[Stored data]
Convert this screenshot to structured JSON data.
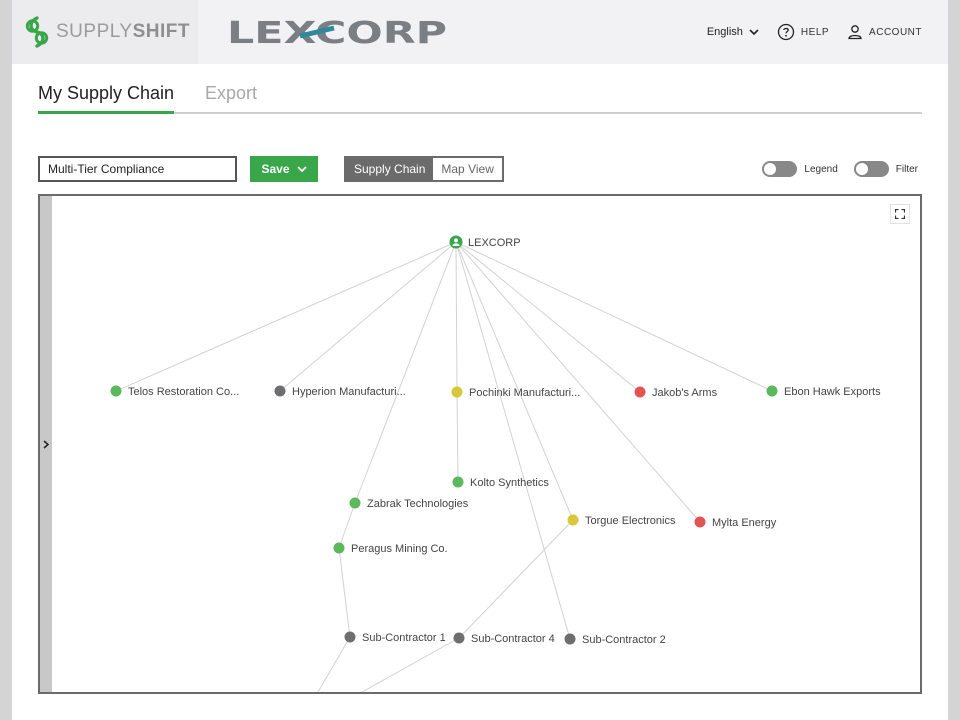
{
  "header": {
    "brand": {
      "light": "SUPPLY",
      "bold": "SHIFT"
    },
    "client_logo": "LEXCORP",
    "language": "English",
    "help_label": "HELP",
    "account_label": "ACCOUNT"
  },
  "tabs": [
    {
      "label": "My Supply Chain",
      "active": true
    },
    {
      "label": "Export",
      "active": false
    }
  ],
  "controls": {
    "chain_name": "Multi-Tier Compliance",
    "save_label": "Save",
    "view_options": [
      "Supply Chain",
      "Map View"
    ],
    "selected_view": "Supply Chain",
    "legend_label": "Legend",
    "legend_on": false,
    "filter_label": "Filter",
    "filter_on": false
  },
  "colors": {
    "accent": "#3aa64a",
    "green": "#5cb85c",
    "gray": "#6e6e70",
    "yellow": "#d8c73a",
    "red": "#e25353",
    "root": "#3aa64a"
  },
  "graph": {
    "root": {
      "label": "LEXCORP",
      "icon": "user-circle-icon"
    },
    "nodes": [
      {
        "id": "telos",
        "label": "Telos Restoration Co...",
        "status": "green"
      },
      {
        "id": "hyperion",
        "label": "Hyperion Manufacturi...",
        "status": "gray"
      },
      {
        "id": "pochinki",
        "label": "Pochinki Manufacturi...",
        "status": "yellow"
      },
      {
        "id": "jakob",
        "label": "Jakob's Arms",
        "status": "red"
      },
      {
        "id": "ebon",
        "label": "Ebon Hawk Exports",
        "status": "green"
      },
      {
        "id": "kolto",
        "label": "Kolto Synthetics",
        "status": "green"
      },
      {
        "id": "zabrak",
        "label": "Zabrak Technologies",
        "status": "green"
      },
      {
        "id": "torgue",
        "label": "Torgue Electronics",
        "status": "yellow"
      },
      {
        "id": "mylta",
        "label": "Mylta Energy",
        "status": "red"
      },
      {
        "id": "peragus",
        "label": "Peragus Mining Co.",
        "status": "green"
      },
      {
        "id": "sub1",
        "label": "Sub-Contractor 1",
        "status": "gray"
      },
      {
        "id": "sub4",
        "label": "Sub-Contractor 4",
        "status": "gray"
      },
      {
        "id": "sub2",
        "label": "Sub-Contractor 2",
        "status": "gray"
      }
    ],
    "edges": [
      [
        "root",
        "telos"
      ],
      [
        "root",
        "hyperion"
      ],
      [
        "root",
        "pochinki"
      ],
      [
        "root",
        "jakob"
      ],
      [
        "root",
        "ebon"
      ],
      [
        "root",
        "zabrak"
      ],
      [
        "root",
        "torgue"
      ],
      [
        "root",
        "mylta"
      ],
      [
        "root",
        "sub2"
      ],
      [
        "pochinki",
        "kolto"
      ],
      [
        "zabrak",
        "peragus"
      ],
      [
        "peragus",
        "sub1"
      ],
      [
        "torgue",
        "sub4"
      ],
      [
        "sub1",
        "offscreen-a"
      ],
      [
        "sub4",
        "offscreen-b"
      ]
    ]
  }
}
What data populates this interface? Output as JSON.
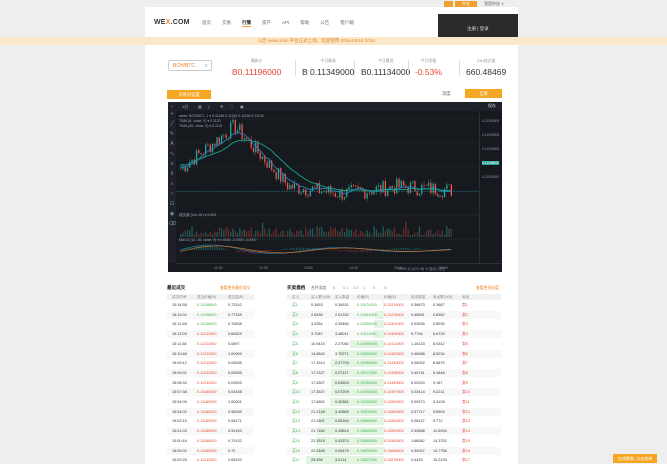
{
  "topbar": {
    "lang": "中文",
    "account": "我是你爸 ∨"
  },
  "header": {
    "logo": {
      "main": "WE",
      "x": "X",
      "rest": ".COM"
    },
    "nav": [
      "首页",
      "交易",
      "行情",
      "资产",
      "API",
      "帮助",
      "公告",
      "客户端"
    ],
    "active_nav": 2,
    "user": "注册 | 登录"
  },
  "notice": "公告 weex.com 平台正式上线，欢迎使用 2018-03-16 2018",
  "pair": {
    "name": "BCH/BTC",
    "caret": "∨"
  },
  "stats": [
    {
      "label": "最新价",
      "value": "B0.11196000",
      "color": "red"
    },
    {
      "label": "今日最高",
      "value": "B 0.11349000",
      "color": "normal"
    },
    {
      "label": "今日最低",
      "value": "B0.11134000",
      "color": "normal"
    },
    {
      "label": "今日涨幅",
      "value": "-0.53%",
      "color": "red"
    },
    {
      "label": "24H成交量",
      "value": "660.48469",
      "color": "normal"
    }
  ],
  "buttons": {
    "fav": "交易对设置",
    "depth": "深度",
    "fullscreen": "全屏"
  },
  "chart_toolbar": {
    "interval": "1分",
    "save": "保存"
  },
  "chart_legend": {
    "line1": "weex: BCH/BTC, 1 ▾  0.11196 0.11196 0.11196 0.11196",
    "line2": "T/MA (9, close, 0) ▾  0.1120",
    "line3": "T/MA (30, close, 0) ▾  0.1119",
    "vol": "成交量 (Vol, 20) ▾  0.000",
    "macd": "MACD (12, 26, close, 9) ▾  0.0000  -0.0000  -0.0000"
  },
  "chart_axis": {
    "y": [
      "0.11350000",
      "0.11300000",
      "0.11250000",
      "0.11196000",
      "0.11150000"
    ],
    "x": [
      "11:00",
      "12:00",
      "13:00",
      "14:00",
      "15:00",
      "16:00"
    ],
    "footer": "15:19:11 (UTC+8)  %  自动 | 日志"
  },
  "chart_data": {
    "type": "line",
    "x": [
      "11:00",
      "12:00",
      "13:00",
      "14:00",
      "15:00",
      "16:00"
    ],
    "series": [
      {
        "name": "BCH/BTC",
        "values": [
          0.1126,
          0.1138,
          0.1121,
          0.1119,
          0.1121,
          0.112
        ]
      },
      {
        "name": "T/MA (9, close, 0)",
        "values": [
          0.1127,
          0.1135,
          0.1123,
          0.112,
          0.112,
          0.112
        ]
      },
      {
        "name": "T/MA (30, close, 0)",
        "values": [
          0.1129,
          0.1134,
          0.1125,
          0.1121,
          0.112,
          0.1119
        ]
      }
    ],
    "ylim": [
      0.1113,
      0.114
    ],
    "colors": {
      "price": "#e67e22",
      "ma9": "#2980b9",
      "ma30": "#17a589",
      "up": "#26a69a",
      "down": "#ef5350"
    }
  },
  "recent_trades": {
    "title": "最近成交",
    "link": "查看更多最近成交",
    "headers": [
      "成交时间",
      "成交价格(B)",
      "成交量(B)"
    ],
    "rows": [
      [
        "15:14:58",
        "0.11196000",
        "0.73242",
        "g"
      ],
      [
        "15:13:34",
        "0.11196000",
        "0.77339",
        "g"
      ],
      [
        "15:12:48",
        "0.11196000",
        "0.70838",
        "g"
      ],
      [
        "15:12:09",
        "0.11211000",
        "0.60829",
        "r"
      ],
      [
        "15:11:38",
        "0.11211000",
        "0.0897",
        "r"
      ],
      [
        "15:10:48",
        "0.11211000",
        "1.00909",
        "r"
      ],
      [
        "15:09:12",
        "0.11211000",
        "0.03535",
        "r"
      ],
      [
        "15:09:02",
        "0.11211000",
        "0.00655",
        "r"
      ],
      [
        "15:08:34",
        "0.11211000",
        "0.02605",
        "r"
      ],
      [
        "15:07:38",
        "0.11180000",
        "0.04348",
        "r"
      ],
      [
        "15:04:05",
        "0.11180000",
        "1.00001",
        "r"
      ],
      [
        "15:04:02",
        "0.11180000",
        "0.96289",
        "r"
      ],
      [
        "15:02:15",
        "0.11180000",
        "0.08171",
        "r"
      ],
      [
        "15:01:03",
        "0.11180000",
        "0.94163",
        "r"
      ],
      [
        "15:00:16",
        "0.11180000",
        "0.70132",
        "r"
      ],
      [
        "15:00:02",
        "0.11180000",
        "0.72",
        "r"
      ],
      [
        "15:09:25",
        "0.11211000",
        "0.65102",
        "r"
      ]
    ]
  },
  "orderbook": {
    "title": "买卖盘档",
    "depth_label": "合并深度",
    "depths": [
      "8",
      "0.1",
      "0.5",
      "1",
      "5",
      "10"
    ],
    "link": "查看更多挂盘",
    "headers": [
      "买入",
      "买入累计(B)",
      "买入数量",
      "价格(B)",
      "价格(B)",
      "卖出数量",
      "卖出累计(B)",
      "卖出"
    ],
    "rows": [
      [
        "买1",
        "0.3453",
        "0.34531",
        "0.11074000",
        "0.11216000",
        "0.36873",
        "0.3687",
        "卖1"
      ],
      [
        "买2",
        "2.8336",
        "2.51332",
        "0.11061000",
        "0.11215000",
        "0.46651",
        "0.8352",
        "卖2"
      ],
      [
        "买3",
        "3.2284",
        "0.39484",
        "0.11055000",
        "0.11301000",
        "0.03635",
        "0.8935",
        "卖3"
      ],
      [
        "买4",
        "3.7087",
        "3.48011",
        "0.11011000",
        "0.11405000",
        "5.7794",
        "6.6729",
        "卖4"
      ],
      [
        "买5",
        "10.9415",
        "2.27082",
        "0.10995000",
        "0.11413000",
        "1.16133",
        "8.0342",
        "卖5"
      ],
      [
        "买6",
        "14.6842",
        "3.70271",
        "0.10992000",
        "0.11423000",
        "0.48988",
        "8.5234",
        "卖6"
      ],
      [
        "买7",
        "17.1614",
        "2.47704",
        "0.10988000",
        "0.11430000",
        "0.06052",
        "8.6875",
        "卖7"
      ],
      [
        "买8",
        "17.2327",
        "0.07117",
        "0.10972000",
        "0.11435000",
        "0.49741",
        "9.1848",
        "卖8"
      ],
      [
        "买9",
        "17.2807",
        "0.04803",
        "0.10951000",
        "0.11443000",
        "0.00224",
        "9.187",
        "卖9"
      ],
      [
        "买10",
        "17.3527",
        "0.07209",
        "0.10935000",
        "0.11497000",
        "0.03414",
        "9.2211",
        "卖10"
      ],
      [
        "买11",
        "17.6862",
        "0.40351",
        "0.10933000",
        "0.11500000",
        "0.09373",
        "9.3128",
        "卖11"
      ],
      [
        "买12",
        "21.2148",
        "3.40869",
        "0.10904000",
        "0.11550000",
        "0.37717",
        "9.6909",
        "卖12"
      ],
      [
        "买13",
        "21.2601",
        "0.05264",
        "0.10884000",
        "0.11553000",
        "0.08112",
        "9.772",
        "卖13"
      ],
      [
        "买14",
        "21.7182",
        "0.45819",
        "0.10840000",
        "0.11552000",
        "2.93588",
        "12.6934",
        "卖14"
      ],
      [
        "买15",
        "22.1519",
        "0.43374",
        "0.10889000",
        "0.11563000",
        "1.68082",
        "14.3752",
        "卖15"
      ],
      [
        "买16",
        "22.2466",
        "0.09479",
        "0.10833000",
        "0.11666000",
        "0.39047",
        "14.7756",
        "卖16"
      ],
      [
        "买17",
        "25.458",
        "3.2114",
        "0.10827000",
        "0.11675000",
        "0.4433",
        "15.2139",
        "卖17"
      ]
    ]
  },
  "chat": "在线客服, 点击咨询"
}
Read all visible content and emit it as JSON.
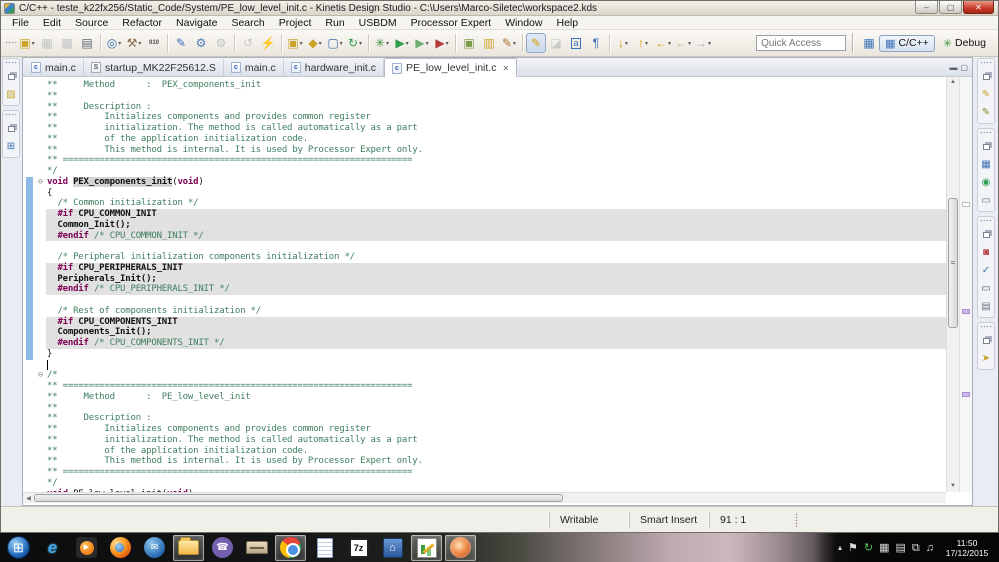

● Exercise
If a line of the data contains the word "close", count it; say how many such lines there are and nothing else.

● Written answer
5